Scientists from the Excellence Cluster Universe at the Ludwig-Maximilians-Universität Munich have establised "Cosmowebportal", a unique data centre for cosmological simulations located at the Leibniz Supercomputing Centre (LRZ) of the Bavarian Academy of Sciences. The complete results of a series of large hydrodynamical cosmological simulations are available, with data volumes typically exceeding several hundred terabytes. Scientists worldwide can interactively explore these complex simulations via a web interface and directly access the results.

With current telescopes, scientists can observe our Universe’s galaxies and galaxy clusters and their distribution along an invisible cosmic web. From the...

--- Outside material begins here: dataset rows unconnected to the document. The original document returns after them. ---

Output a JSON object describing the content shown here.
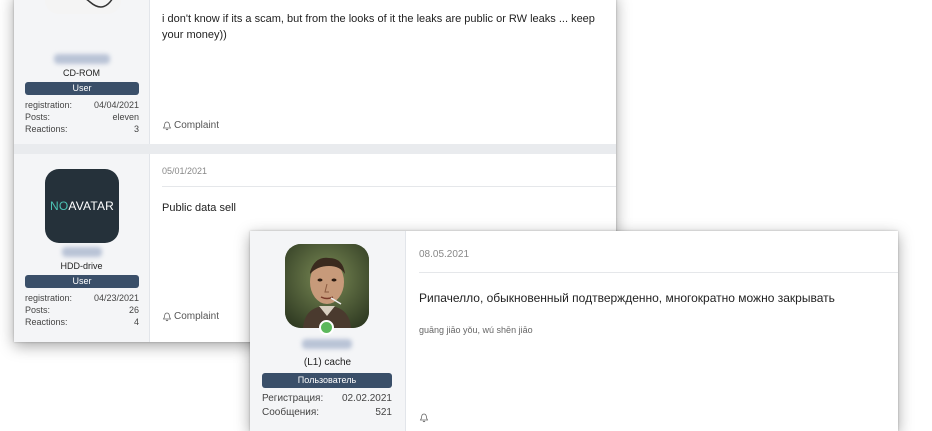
{
  "posts": [
    {
      "rank": "CD-ROM",
      "role": "User",
      "stats": [
        {
          "label": "registration:",
          "value": "04/04/2021"
        },
        {
          "label": "Posts:",
          "value": "eleven"
        },
        {
          "label": "Reactions:",
          "value": "3"
        }
      ],
      "text": "i don't know if its a scam, but from the looks of it the leaks are public or RW leaks ... keep your money))",
      "complaint": "Complaint"
    },
    {
      "avatar_text_no": "NO",
      "avatar_text_avatar": "AVATAR",
      "rank": "HDD-drive",
      "role": "User",
      "date": "05/01/2021",
      "stats": [
        {
          "label": "registration:",
          "value": "04/23/2021"
        },
        {
          "label": "Posts:",
          "value": "26"
        },
        {
          "label": "Reactions:",
          "value": "4"
        }
      ],
      "text": "Public data sell",
      "complaint": "Complaint"
    },
    {
      "rank": "(L1) cache",
      "role": "Пользователь",
      "date": "08.05.2021",
      "stats": [
        {
          "label": "Регистрация:",
          "value": "02.02.2021"
        },
        {
          "label": "Сообщения:",
          "value": "521"
        }
      ],
      "text": "Рипачелло, обыкновенный подтвержденно, многократно можно закрывать",
      "translit": "guāng jiāo yǒu, wú shēn jiāo"
    }
  ],
  "colors": {
    "badge": "#3a4f69",
    "sidebar": "#f4f5f7",
    "online": "#5cb85c"
  }
}
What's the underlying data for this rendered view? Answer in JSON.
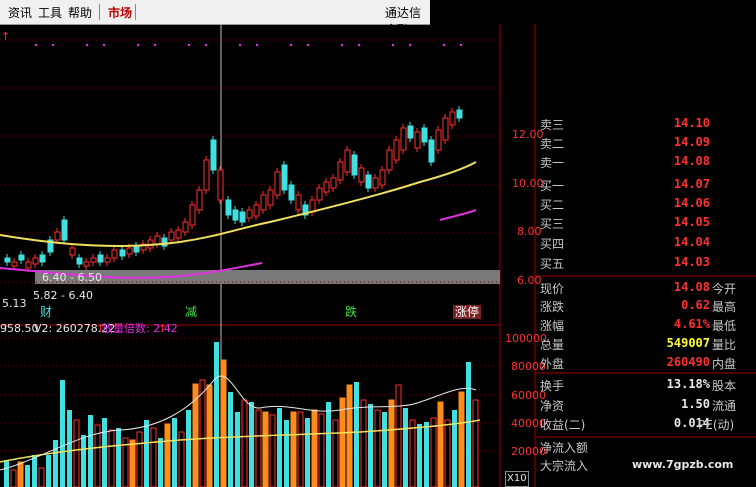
{
  "menu": {
    "items": [
      "资讯",
      "工具",
      "帮助"
    ],
    "active": "市场",
    "broker": "通达信金融"
  },
  "price_chart": {
    "y_ticks": [
      "12.00",
      "10.00",
      "8.00",
      "6.00"
    ],
    "range_label": "6.40 - 6.50",
    "range_label2": "5.82 - 6.40",
    "low_label": "5.13",
    "marker_labels": [
      "财",
      "减",
      "跌",
      "涨停"
    ]
  },
  "volume_chart": {
    "header_left": "958.50",
    "v2_label": "V2: 260278.22",
    "factor_label": "放量倍数: 2.42",
    "y_ticks": [
      "100000",
      "80000",
      "60000",
      "40000",
      "20000"
    ],
    "unit": "X10"
  },
  "order_book": {
    "sell": [
      {
        "label": "卖三",
        "price": "14.10"
      },
      {
        "label": "卖二",
        "price": "14.09"
      },
      {
        "label": "卖一",
        "price": "14.08"
      }
    ],
    "buy": [
      {
        "label": "买一",
        "price": "14.07"
      },
      {
        "label": "买二",
        "price": "14.06"
      },
      {
        "label": "买三",
        "price": "14.05"
      },
      {
        "label": "买四",
        "price": "14.04"
      },
      {
        "label": "买五",
        "price": "14.03"
      }
    ]
  },
  "quote": [
    {
      "label": "现价",
      "value": "14.08",
      "tail": "今开",
      "color": "#ff3030"
    },
    {
      "label": "涨跌",
      "value": "0.62",
      "tail": "最高",
      "color": "#ff3030"
    },
    {
      "label": "涨幅",
      "value": "4.61%",
      "tail": "最低",
      "color": "#ff3030"
    },
    {
      "label": "总量",
      "value": "549007",
      "tail": "量比",
      "color": "#ffff30"
    },
    {
      "label": "外盘",
      "value": "260490",
      "tail": "内盘",
      "color": "#ff3030"
    }
  ],
  "fundamentals": [
    {
      "label": "换手",
      "value": "13.18%",
      "tail": "股本"
    },
    {
      "label": "净资",
      "value": "1.50",
      "tail": "流通"
    },
    {
      "label": "收益(二)",
      "value": "0.014",
      "tail": "PE(动)"
    }
  ],
  "flows": [
    "净流入额",
    "大宗流入"
  ],
  "watermark": "www.7gpzb.com",
  "colors": {
    "up": "#ff3030",
    "down": "#40e0e0",
    "ma_yellow": "#f0e060",
    "ma_magenta": "#e030e0",
    "vol_orange": "#ff8c1a"
  }
}
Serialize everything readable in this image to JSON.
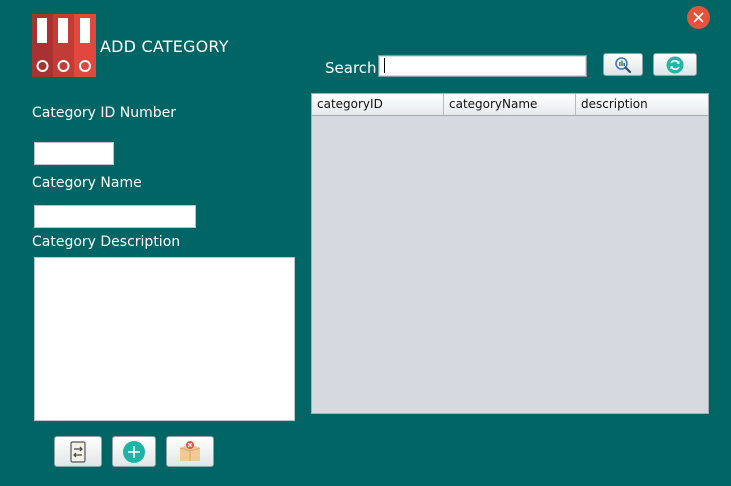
{
  "header": {
    "title": "ADD CATEGORY",
    "logo_icon": "binders-icon"
  },
  "window": {
    "close_icon": "close-icon",
    "close_color": "#e5533d"
  },
  "form": {
    "id_label": "Category ID Number",
    "id_value": "",
    "name_label": "Category Name",
    "name_value": "",
    "description_label": "Category Description",
    "description_value": ""
  },
  "search": {
    "label": "Search",
    "value": "",
    "search_icon": "search-icon",
    "refresh_icon": "refresh-icon"
  },
  "table": {
    "columns": [
      "categoryID",
      "categoryName",
      "description"
    ],
    "rows": []
  },
  "actions": {
    "update_icon": "update-icon",
    "add_icon": "add-icon",
    "delete_icon": "delete-box-icon"
  },
  "colors": {
    "background": "#026565",
    "accent_red": "#e5533d",
    "table_bg": "#d6d9e0"
  }
}
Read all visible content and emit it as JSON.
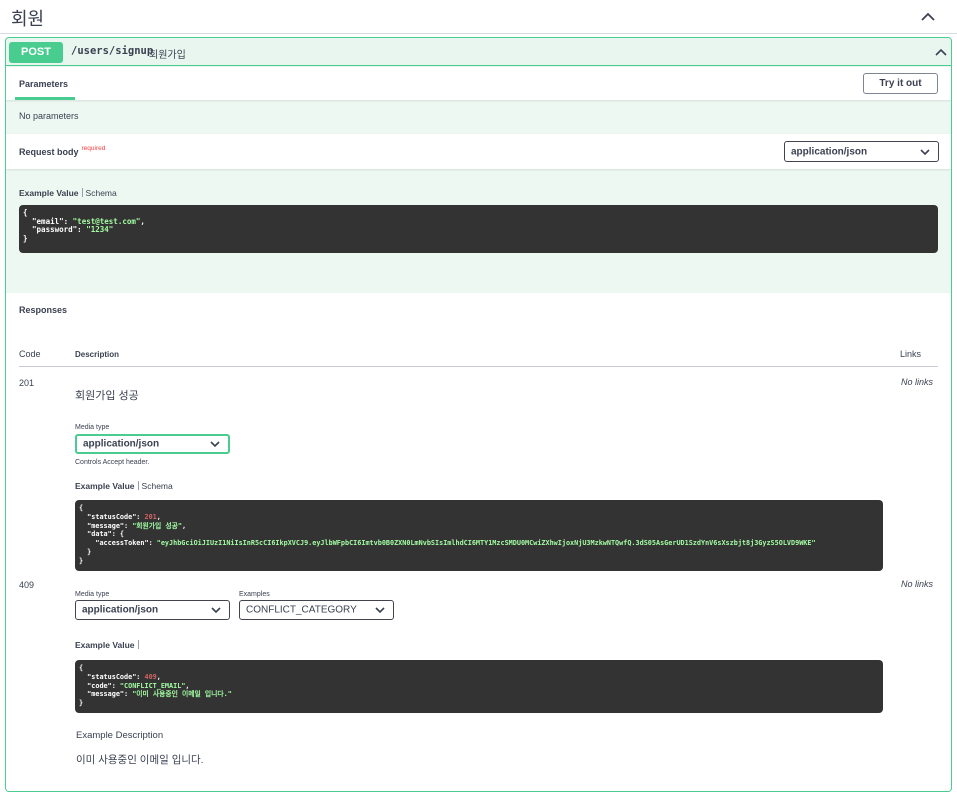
{
  "tag": {
    "title": "회원"
  },
  "operation": {
    "method": "POST",
    "path": "/users/signup",
    "summary": "회원가입"
  },
  "parameters": {
    "tab_label": "Parameters",
    "try_button": "Try it out",
    "empty_text": "No parameters"
  },
  "request_body": {
    "title": "Request body",
    "required_label": "required",
    "content_type": "application/json",
    "tab_example": "Example Value",
    "tab_schema": "Schema",
    "example": {
      "open": "{",
      "line1_key": "  \"email\": ",
      "line1_val": "\"test@test.com\"",
      "line1_end": ",",
      "line2_key": "  \"password\": ",
      "line2_val": "\"1234\"",
      "close": "}"
    }
  },
  "responses": {
    "title": "Responses",
    "col_code": "Code",
    "col_description": "Description",
    "col_links": "Links",
    "r201": {
      "code": "201",
      "description": "회원가입 성공",
      "links": "No links",
      "media_type_label": "Media type",
      "media_type": "application/json",
      "accept_note": "Controls Accept header.",
      "tab_example": "Example Value",
      "tab_schema": "Schema",
      "example": {
        "open": "{",
        "k1": "  \"statusCode\": ",
        "v1": "201",
        "k2": "  \"message\": ",
        "v2": "\"회원가입 성공\"",
        "k3": "  \"data\": {",
        "k4": "    \"accessToken\": ",
        "v4": "\"eyJhbGciOiJIUzI1NiIsInR5cCI6IkpXVCJ9.eyJlbWFpbCI6Imtvb0B0ZXN0LmNvbSIsImlhdCI6MTY1MzcSMDU0MCwiZXhwIjoxNjU3MzkwNTQwfQ.3dS05AsGerUD1SzdYnV6sXszbjt8j3GyzS5OLVD9WKE\"",
        "k5": "  }",
        "close": "}"
      }
    },
    "r409": {
      "code": "409",
      "links": "No links",
      "media_type_label": "Media type",
      "media_type": "application/json",
      "examples_label": "Examples",
      "examples_value": "CONFLICT_CATEGORY",
      "tab_example": "Example Value",
      "example": {
        "open": "{",
        "k1": "  \"statusCode\": ",
        "v1": "409",
        "k2": "  \"code\": ",
        "v2": "\"CONFLICT_EMAIL\"",
        "k3": "  \"message\": ",
        "v3": "\"이미 사용중인 이메일 입니다.\"",
        "close": "}"
      },
      "example_description_title": "Example Description",
      "example_description": "이미 사용중인 이메일 입니다."
    }
  },
  "colors": {
    "post_green": "#49cc90",
    "code_bg": "#333333",
    "string_green": "#a2fca2",
    "number_red": "#d36363"
  },
  "icons": {
    "tag_toggle": "chevron-up-icon",
    "op_toggle": "chevron-up-icon",
    "select_arrow": "chevron-down-icon"
  }
}
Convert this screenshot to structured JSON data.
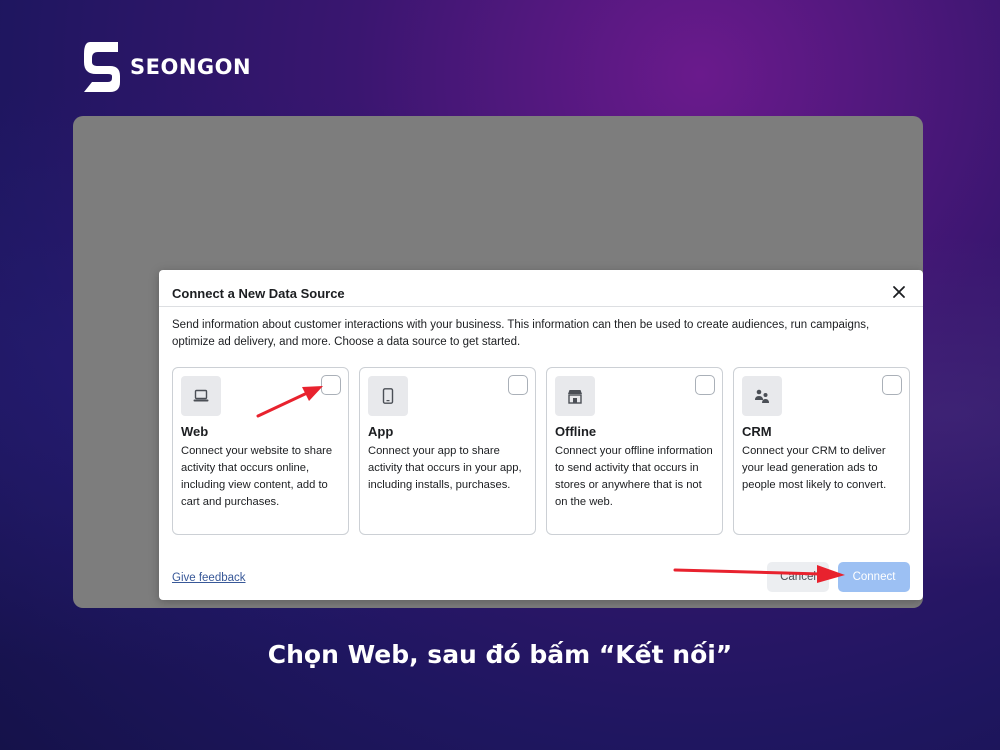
{
  "brand": {
    "name": "SEONGON"
  },
  "dialog": {
    "title": "Connect a New Data Source",
    "description": "Send information about customer interactions with your business. This information can then be used to create audiences, run campaigns, optimize ad delivery, and more. Choose a data source to get started.",
    "cards": [
      {
        "name": "Web",
        "icon": "laptop-icon",
        "description": "Connect your website to share activity that occurs online, including view content, add to cart and purchases."
      },
      {
        "name": "App",
        "icon": "phone-icon",
        "description": "Connect your app to share activity that occurs in your app, including installs, purchases."
      },
      {
        "name": "Offline",
        "icon": "store-icon",
        "description": "Connect your offline information to send activity that occurs in stores or anywhere that is not on the web."
      },
      {
        "name": "CRM",
        "icon": "people-icon",
        "description": "Connect your CRM to deliver your lead generation ads to people most likely to convert."
      }
    ],
    "feedback_link": "Give feedback",
    "cancel_label": "Cancel",
    "connect_label": "Connect"
  },
  "caption": "Chọn Web, sau đó bấm “Kết nối”",
  "colors": {
    "background": "#2a1668",
    "annotation_arrow": "#e8222e",
    "connect_button": "#9cc0f3",
    "link": "#385898"
  }
}
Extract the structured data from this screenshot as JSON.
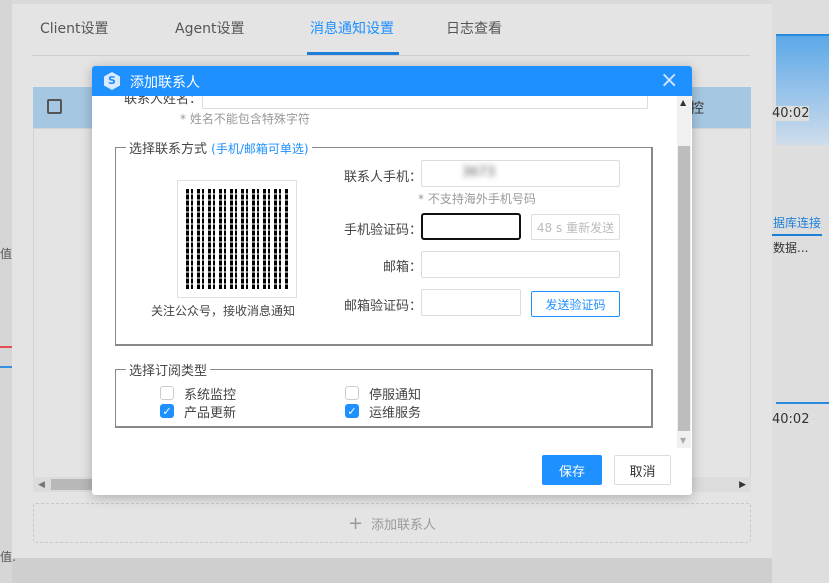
{
  "tabs": [
    {
      "label": "Client设置"
    },
    {
      "label": "Agent设置"
    },
    {
      "label": "消息通知设置"
    },
    {
      "label": "日志查看"
    }
  ],
  "table": {
    "header_partial": "控"
  },
  "add_contact_label": "添加联系人",
  "right_panel": {
    "time1": "40:02",
    "time2": "40:02",
    "tab": "据库连接",
    "text": "数据..."
  },
  "left_panel": {
    "label1": "值:",
    "label2": "值:"
  },
  "modal": {
    "title": "添加联系人",
    "name_label": "联系人姓名：",
    "name_hint": "* 姓名不能包含特殊字符",
    "contact_legend": "选择联系方式",
    "contact_legend_note": "(手机/邮箱可单选)",
    "qr_caption": "关注公众号，接收消息通知",
    "phone_label": "联系人手机：",
    "phone_value": "3673",
    "phone_hint": "* 不支持海外手机号码",
    "sms_code_label": "手机验证码：",
    "resend_button": "48 s 重新发送",
    "email_label": "邮箱：",
    "email_code_label": "邮箱验证码：",
    "send_code_button": "发送验证码",
    "subscribe_legend": "选择订阅类型",
    "subscriptions": [
      {
        "label": "系统监控",
        "checked": false
      },
      {
        "label": "停服通知",
        "checked": false
      },
      {
        "label": "产品更新",
        "checked": true
      },
      {
        "label": "运维服务",
        "checked": true
      }
    ],
    "save_button": "保存",
    "cancel_button": "取消",
    "accent": "#1e90ff"
  }
}
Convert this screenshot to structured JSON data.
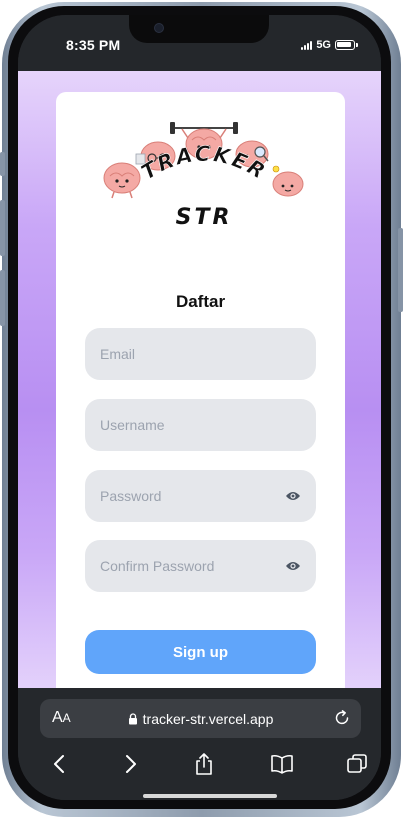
{
  "status_bar": {
    "time": "8:35 PM",
    "network": "5G"
  },
  "logo": {
    "line1": "TRACKER",
    "line2": "STR"
  },
  "form": {
    "title": "Daftar",
    "email_placeholder": "Email",
    "username_placeholder": "Username",
    "password_placeholder": "Password",
    "confirm_password_placeholder": "Confirm Password",
    "submit_label": "Sign up"
  },
  "browser": {
    "aa_large": "A",
    "aa_small": "A",
    "url": "tracker-str.vercel.app"
  },
  "colors": {
    "background_gradient": [
      "#e6d4fb",
      "#b88ff2"
    ],
    "input_bg": "#e5e7eb",
    "button": "#60a5fa",
    "browser_chrome": "#25282c"
  }
}
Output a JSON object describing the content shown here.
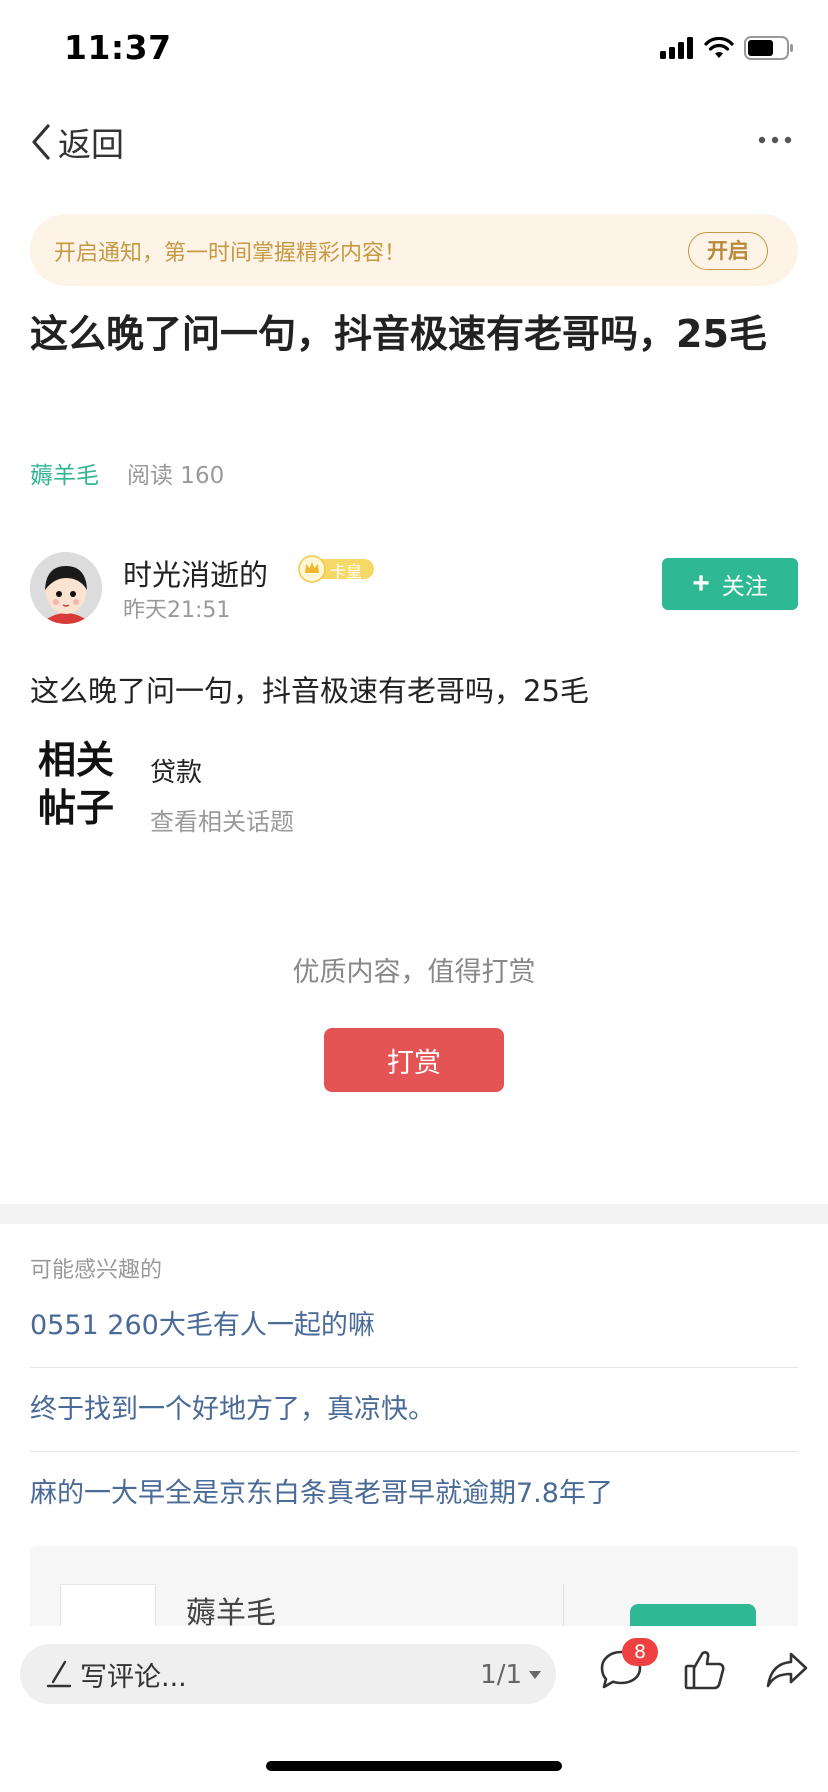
{
  "status_bar": {
    "time": "11:37"
  },
  "nav": {
    "back_label": "返回"
  },
  "notice": {
    "text": "开启通知，第一时间掌握精彩内容！",
    "button_label": "开启"
  },
  "post": {
    "title": "这么晚了问一句，抖音极速有老哥吗，25毛",
    "tag": "薅羊毛",
    "read_count": "阅读 160",
    "body": "这么晚了问一句，抖音极速有老哥吗，25毛"
  },
  "author": {
    "name": "时光消逝的",
    "badge_text": "卡皇",
    "time": "昨天21:51",
    "follow_label": "关注"
  },
  "related": {
    "label": "相关帖子",
    "topic": "贷款",
    "more_label": "查看相关话题"
  },
  "reward": {
    "hint": "优质内容，值得打赏",
    "button_label": "打赏"
  },
  "interest": {
    "label": "可能感兴趣的",
    "items": [
      "0551 260大毛有人一起的嘛",
      "终于找到一个好地方了，真凉快。",
      "麻的一大早全是京东白条真老哥早就逾期7.8年了"
    ]
  },
  "card": {
    "name": "薅羊毛"
  },
  "bottom_bar": {
    "comment_placeholder": "写评论...",
    "page_indicator": "1/1",
    "comment_count": "8"
  },
  "colors": {
    "accent_green": "#2fb894",
    "reward_red": "#e55454",
    "notice_bg": "#fdf3e6",
    "notice_text": "#c69a44",
    "link_blue": "#4a6a97"
  },
  "icons": [
    "signal-icon",
    "wifi-icon",
    "battery-icon",
    "back-chevron-icon",
    "more-dots-icon",
    "crown-icon",
    "plus-icon",
    "pen-icon",
    "caret-down-icon",
    "comment-icon",
    "thumb-up-icon",
    "share-icon"
  ]
}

Im Focus: Scientists develop molecular thermometer for contactless measurement using infrared light

Temperature measurements possible even on the smallest scale / Molecular ruby for use in material sciences, biology, and medicine

Chemists at Johannes Gutenberg University Mainz (JGU) in cooperation with researchers of the German Federal Institute for Materials Research and Testing (BAM)...

All Focus news of the innovation-report >>>

Anzeige

Anzeige

Event News

Plants are networkers

19.06.2017 | Event News

Digital Survival Training for Executives

13.06.2017 | Event News

Global Learning Council Summit 2017

13.06.2017 | Event News

 
Latest News

Quantum thermometer or optical refrigerator?

23.06.2017 | Physics and Astronomy

A 100-year-old physics problem has been solved at EPFL

23.06.2017 | Physics and Astronomy

Equipping form with function

23.06.2017 | Information Technology

VideoLinks
B2B-VideoLinks
More VideoLinks >>>